## Exercise details:
Print all of the data exactly, but drop the pictures.

## Listed entries:
────
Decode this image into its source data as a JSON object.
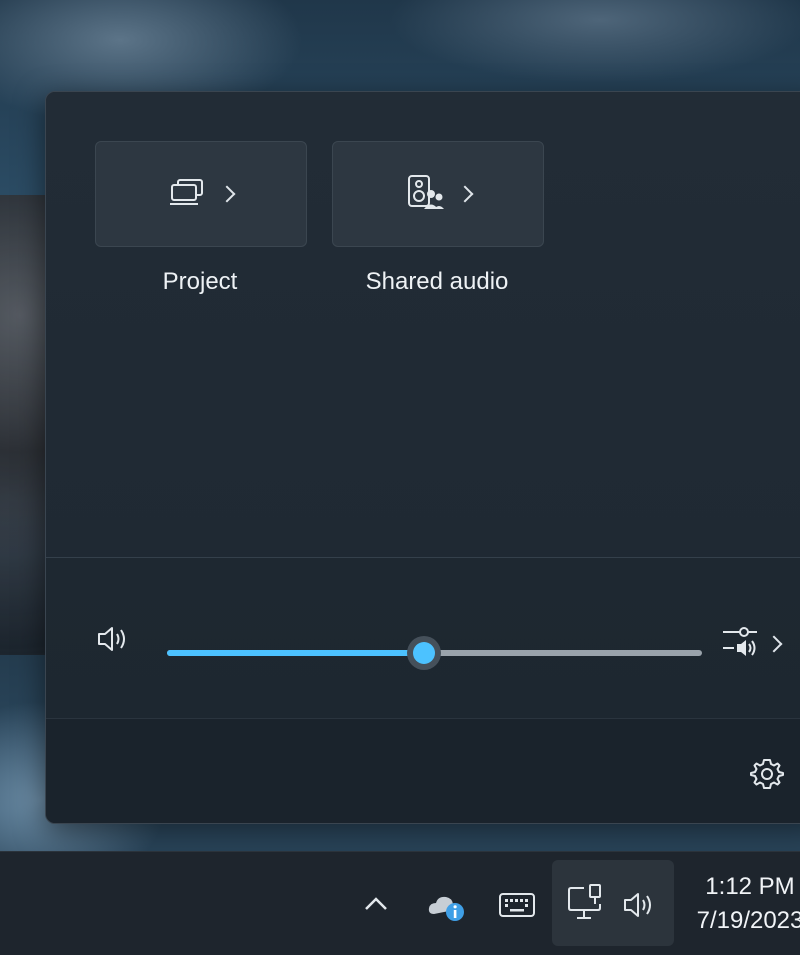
{
  "quick_settings": {
    "tiles": [
      {
        "label": "Project",
        "icon": "project-icon"
      },
      {
        "label": "Shared audio",
        "icon": "shared-audio-icon"
      }
    ],
    "volume": {
      "icon": "speaker-icon",
      "level_percent": 48,
      "mixer_icon": "audio-mixer-icon"
    },
    "footer": {
      "settings_icon": "gear-icon"
    }
  },
  "taskbar": {
    "overflow_icon": "chevron-up-icon",
    "onedrive_icon": "cloud-info-icon",
    "keyboard_icon": "keyboard-icon",
    "network_icon": "wired-network-icon",
    "volume_icon": "speaker-icon",
    "clock": {
      "time": "1:12 PM",
      "date": "7/19/2023"
    }
  },
  "colors": {
    "accent": "#4cc2ff",
    "panel_bg": "#202a34",
    "taskbar_bg": "#1e252d"
  }
}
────
## Answer section:
Decode this image into its source data as a JSON object.
{
  "quick_settings": {
    "tiles": [
      {
        "label": "Project",
        "icon": "project-icon"
      },
      {
        "label": "Shared audio",
        "icon": "shared-audio-icon"
      }
    ],
    "volume": {
      "icon": "speaker-icon",
      "level_percent": 48,
      "mixer_icon": "audio-mixer-icon"
    },
    "footer": {
      "settings_icon": "gear-icon"
    }
  },
  "taskbar": {
    "overflow_icon": "chevron-up-icon",
    "onedrive_icon": "cloud-info-icon",
    "keyboard_icon": "keyboard-icon",
    "network_icon": "wired-network-icon",
    "volume_icon": "speaker-icon",
    "clock": {
      "time": "1:12 PM",
      "date": "7/19/2023"
    }
  },
  "colors": {
    "accent": "#4cc2ff",
    "panel_bg": "#202a34",
    "taskbar_bg": "#1e252d"
  }
}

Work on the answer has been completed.